= AVAILABLE RECORDS =

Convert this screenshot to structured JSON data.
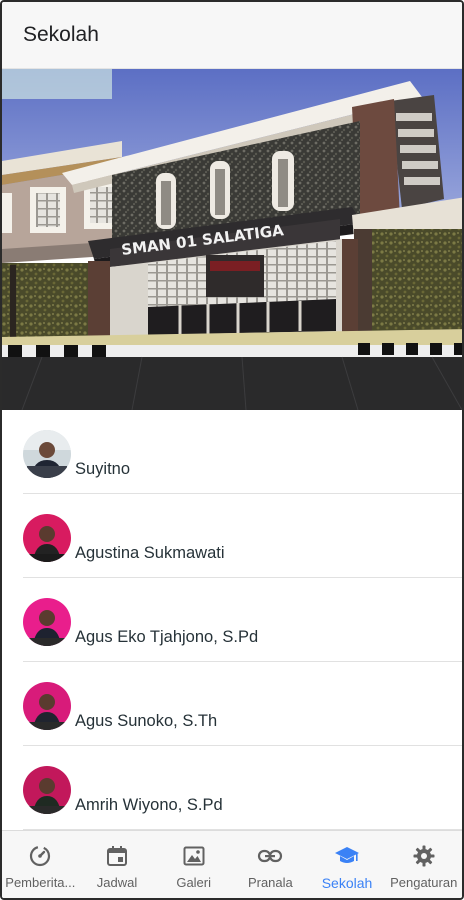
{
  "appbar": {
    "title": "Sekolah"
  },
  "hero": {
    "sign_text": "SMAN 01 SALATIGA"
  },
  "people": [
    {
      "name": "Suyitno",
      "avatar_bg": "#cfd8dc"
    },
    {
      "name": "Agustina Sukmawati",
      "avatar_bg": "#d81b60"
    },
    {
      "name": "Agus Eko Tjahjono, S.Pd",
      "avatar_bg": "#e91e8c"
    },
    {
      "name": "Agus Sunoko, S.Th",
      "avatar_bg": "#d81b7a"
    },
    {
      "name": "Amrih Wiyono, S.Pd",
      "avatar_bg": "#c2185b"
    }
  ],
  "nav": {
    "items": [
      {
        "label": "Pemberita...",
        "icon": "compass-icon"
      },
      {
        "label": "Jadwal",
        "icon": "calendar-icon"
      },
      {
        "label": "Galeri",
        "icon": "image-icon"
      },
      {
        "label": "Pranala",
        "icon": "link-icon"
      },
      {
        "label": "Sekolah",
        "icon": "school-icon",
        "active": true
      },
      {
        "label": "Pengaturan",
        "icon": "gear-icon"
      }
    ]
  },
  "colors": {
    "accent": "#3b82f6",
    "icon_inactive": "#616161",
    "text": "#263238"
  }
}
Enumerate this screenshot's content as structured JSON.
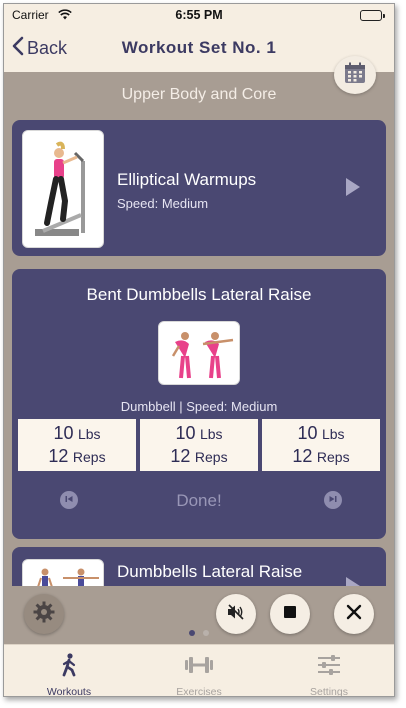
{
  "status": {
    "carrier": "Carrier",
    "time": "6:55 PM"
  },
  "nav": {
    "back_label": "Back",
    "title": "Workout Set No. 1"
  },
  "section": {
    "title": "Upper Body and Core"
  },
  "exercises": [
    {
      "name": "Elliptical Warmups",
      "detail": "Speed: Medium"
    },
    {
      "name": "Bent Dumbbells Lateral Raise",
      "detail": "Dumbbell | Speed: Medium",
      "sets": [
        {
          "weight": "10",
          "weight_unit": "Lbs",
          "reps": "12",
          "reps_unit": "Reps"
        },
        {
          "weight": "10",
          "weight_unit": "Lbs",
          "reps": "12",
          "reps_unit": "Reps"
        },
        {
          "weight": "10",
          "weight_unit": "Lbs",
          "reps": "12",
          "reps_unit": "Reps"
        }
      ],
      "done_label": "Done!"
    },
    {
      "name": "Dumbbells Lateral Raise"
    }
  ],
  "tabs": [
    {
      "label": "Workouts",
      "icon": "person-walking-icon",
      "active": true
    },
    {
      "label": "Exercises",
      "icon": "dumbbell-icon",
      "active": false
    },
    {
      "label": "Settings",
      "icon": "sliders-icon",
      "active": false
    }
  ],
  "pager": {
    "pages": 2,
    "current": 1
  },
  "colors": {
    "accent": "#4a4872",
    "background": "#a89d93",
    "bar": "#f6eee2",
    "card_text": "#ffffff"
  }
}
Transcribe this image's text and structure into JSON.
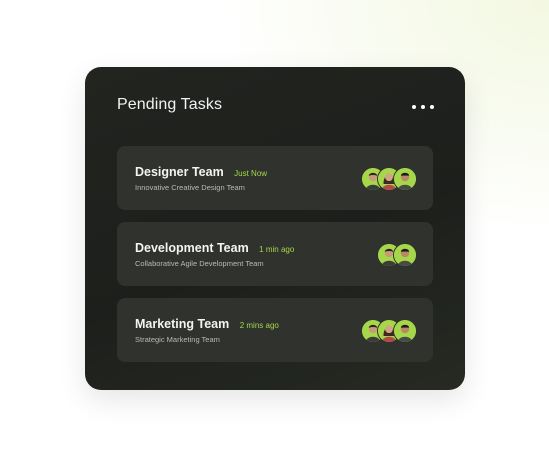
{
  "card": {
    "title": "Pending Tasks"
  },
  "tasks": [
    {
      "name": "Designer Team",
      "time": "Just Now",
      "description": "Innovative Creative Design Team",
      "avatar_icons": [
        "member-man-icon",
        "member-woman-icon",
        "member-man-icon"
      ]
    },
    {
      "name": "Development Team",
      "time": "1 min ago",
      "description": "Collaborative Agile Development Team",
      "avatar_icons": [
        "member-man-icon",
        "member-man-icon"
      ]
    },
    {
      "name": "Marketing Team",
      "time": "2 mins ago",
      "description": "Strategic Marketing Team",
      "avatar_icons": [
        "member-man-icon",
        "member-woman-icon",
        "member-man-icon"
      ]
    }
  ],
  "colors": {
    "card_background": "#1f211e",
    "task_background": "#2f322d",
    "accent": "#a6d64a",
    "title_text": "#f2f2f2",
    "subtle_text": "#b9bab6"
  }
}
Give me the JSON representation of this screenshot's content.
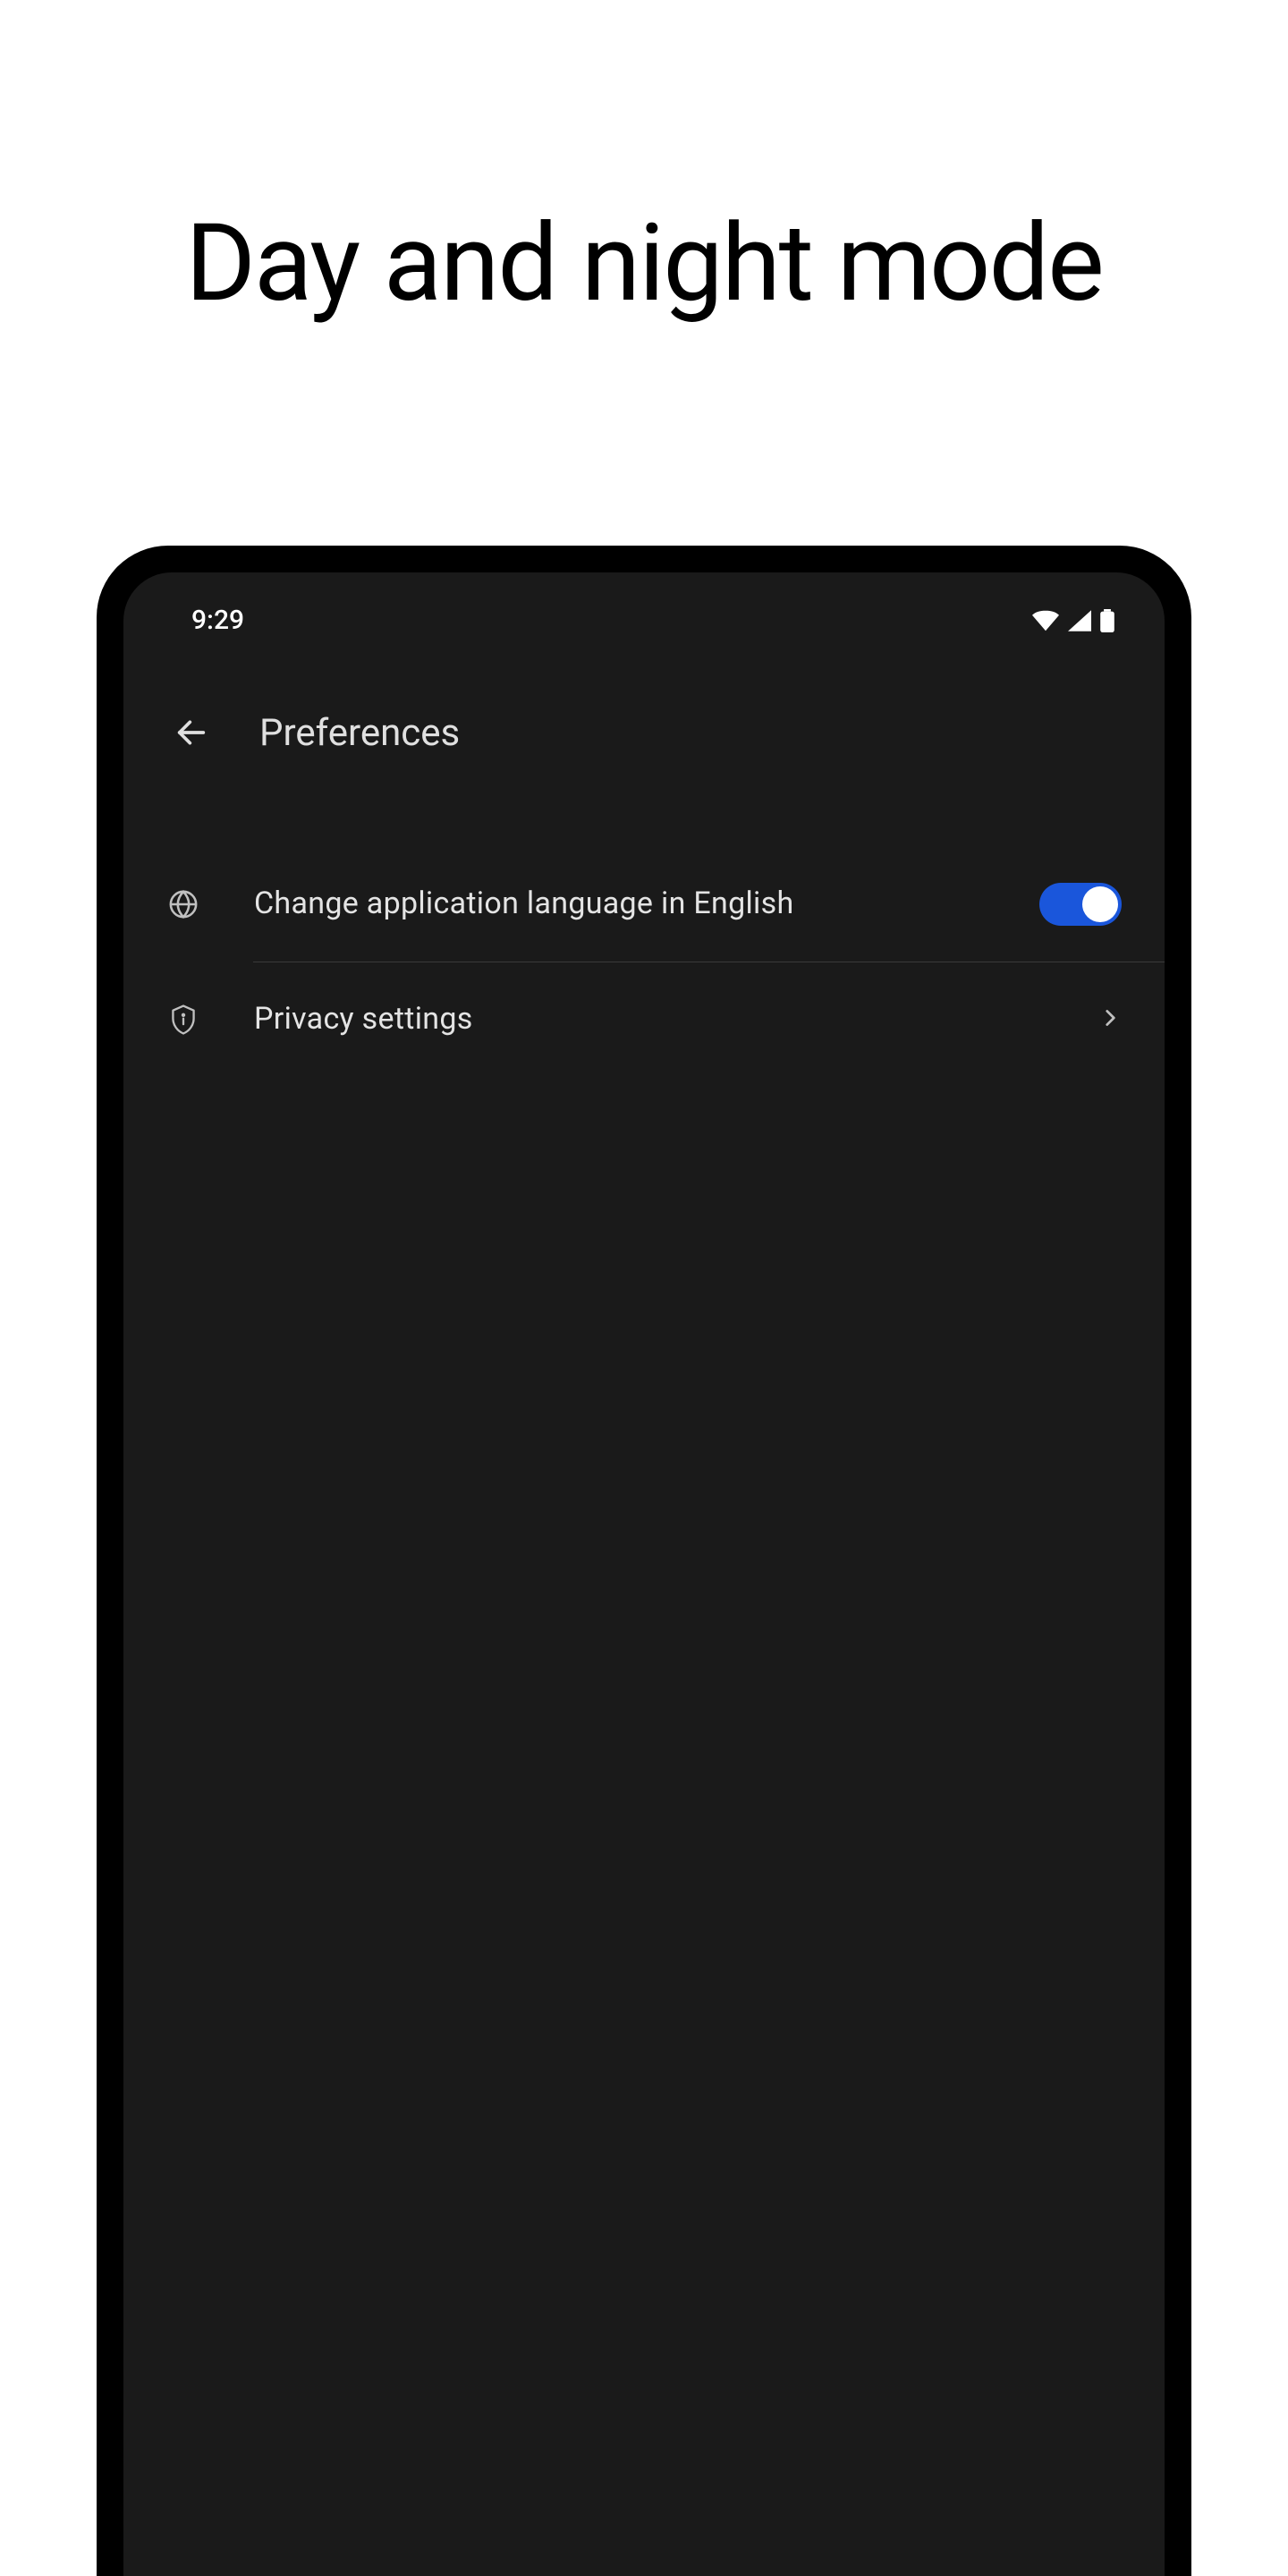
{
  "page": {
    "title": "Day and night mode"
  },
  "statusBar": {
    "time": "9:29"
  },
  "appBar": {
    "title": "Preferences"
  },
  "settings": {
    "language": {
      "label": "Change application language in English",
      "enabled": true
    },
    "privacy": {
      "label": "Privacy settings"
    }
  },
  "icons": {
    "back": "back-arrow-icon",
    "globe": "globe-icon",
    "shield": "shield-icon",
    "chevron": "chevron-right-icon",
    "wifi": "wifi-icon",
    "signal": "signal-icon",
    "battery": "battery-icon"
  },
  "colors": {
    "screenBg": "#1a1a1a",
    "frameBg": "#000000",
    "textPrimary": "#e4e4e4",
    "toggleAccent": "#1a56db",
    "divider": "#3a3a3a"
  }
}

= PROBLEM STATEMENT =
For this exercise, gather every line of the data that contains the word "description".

= SOLUTION TO THE EXERCISE =
      "description": "Innovative Creative Design Team",
      "description": "Collaborative Agile Development Team",
      "description": "Strategic Marketing Team",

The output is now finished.